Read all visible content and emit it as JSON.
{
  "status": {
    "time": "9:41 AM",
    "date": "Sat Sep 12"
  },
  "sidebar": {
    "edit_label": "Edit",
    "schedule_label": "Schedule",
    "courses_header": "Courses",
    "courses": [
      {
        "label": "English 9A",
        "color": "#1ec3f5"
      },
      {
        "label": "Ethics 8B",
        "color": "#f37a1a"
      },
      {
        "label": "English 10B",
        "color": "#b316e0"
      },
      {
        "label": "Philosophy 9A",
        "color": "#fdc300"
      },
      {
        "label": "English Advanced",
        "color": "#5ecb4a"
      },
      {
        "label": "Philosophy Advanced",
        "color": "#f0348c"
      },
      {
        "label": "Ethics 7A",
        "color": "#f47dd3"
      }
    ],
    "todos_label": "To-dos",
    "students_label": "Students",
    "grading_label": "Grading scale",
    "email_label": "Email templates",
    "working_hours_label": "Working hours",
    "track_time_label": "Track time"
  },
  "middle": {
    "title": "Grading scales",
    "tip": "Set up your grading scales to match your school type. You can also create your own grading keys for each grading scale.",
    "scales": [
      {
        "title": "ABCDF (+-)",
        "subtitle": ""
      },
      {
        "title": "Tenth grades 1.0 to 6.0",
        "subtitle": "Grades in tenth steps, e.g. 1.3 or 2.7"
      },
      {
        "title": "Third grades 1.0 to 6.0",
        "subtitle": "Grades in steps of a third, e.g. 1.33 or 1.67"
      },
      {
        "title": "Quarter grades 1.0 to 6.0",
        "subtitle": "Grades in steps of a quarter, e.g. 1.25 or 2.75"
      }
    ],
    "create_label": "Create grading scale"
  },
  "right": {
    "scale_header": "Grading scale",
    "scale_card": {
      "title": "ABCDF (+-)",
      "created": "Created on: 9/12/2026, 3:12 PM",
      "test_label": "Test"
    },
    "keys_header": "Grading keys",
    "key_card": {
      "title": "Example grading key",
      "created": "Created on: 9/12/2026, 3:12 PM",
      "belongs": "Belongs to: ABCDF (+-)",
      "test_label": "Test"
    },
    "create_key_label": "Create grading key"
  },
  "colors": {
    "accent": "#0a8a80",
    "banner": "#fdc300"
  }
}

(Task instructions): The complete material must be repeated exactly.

(Task response):
Read all visible content and emit it as JSON.
{
  "status": {
    "time": "9:41 AM",
    "date": "Sat Sep 12"
  },
  "sidebar": {
    "edit_label": "Edit",
    "schedule_label": "Schedule",
    "courses_header": "Courses",
    "courses": [
      {
        "label": "English 9A",
        "color": "#1ec3f5"
      },
      {
        "label": "Ethics 8B",
        "color": "#f37a1a"
      },
      {
        "label": "English 10B",
        "color": "#b316e0"
      },
      {
        "label": "Philosophy 9A",
        "color": "#fdc300"
      },
      {
        "label": "English Advanced",
        "color": "#5ecb4a"
      },
      {
        "label": "Philosophy Advanced",
        "color": "#f0348c"
      },
      {
        "label": "Ethics 7A",
        "color": "#f47dd3"
      }
    ],
    "todos_label": "To-dos",
    "students_label": "Students",
    "grading_label": "Grading scale",
    "email_label": "Email templates",
    "working_hours_label": "Working hours",
    "track_time_label": "Track time"
  },
  "middle": {
    "title": "Grading scales",
    "tip": "Set up your grading scales to match your school type. You can also create your own grading keys for each grading scale.",
    "scales": [
      {
        "title": "ABCDF (+-)",
        "subtitle": ""
      },
      {
        "title": "Tenth grades 1.0 to 6.0",
        "subtitle": "Grades in tenth steps, e.g. 1.3 or 2.7"
      },
      {
        "title": "Third grades 1.0 to 6.0",
        "subtitle": "Grades in steps of a third, e.g. 1.33 or 1.67"
      },
      {
        "title": "Quarter grades 1.0 to 6.0",
        "subtitle": "Grades in steps of a quarter, e.g. 1.25 or 2.75"
      }
    ],
    "create_label": "Create grading scale"
  },
  "right": {
    "scale_header": "Grading scale",
    "scale_card": {
      "title": "ABCDF (+-)",
      "created": "Created on: 9/12/2026, 3:12 PM",
      "test_label": "Test"
    },
    "keys_header": "Grading keys",
    "key_card": {
      "title": "Example grading key",
      "created": "Created on: 9/12/2026, 3:12 PM",
      "belongs": "Belongs to: ABCDF (+-)",
      "test_label": "Test"
    },
    "create_key_label": "Create grading key"
  },
  "colors": {
    "accent": "#0a8a80",
    "banner": "#fdc300"
  }
}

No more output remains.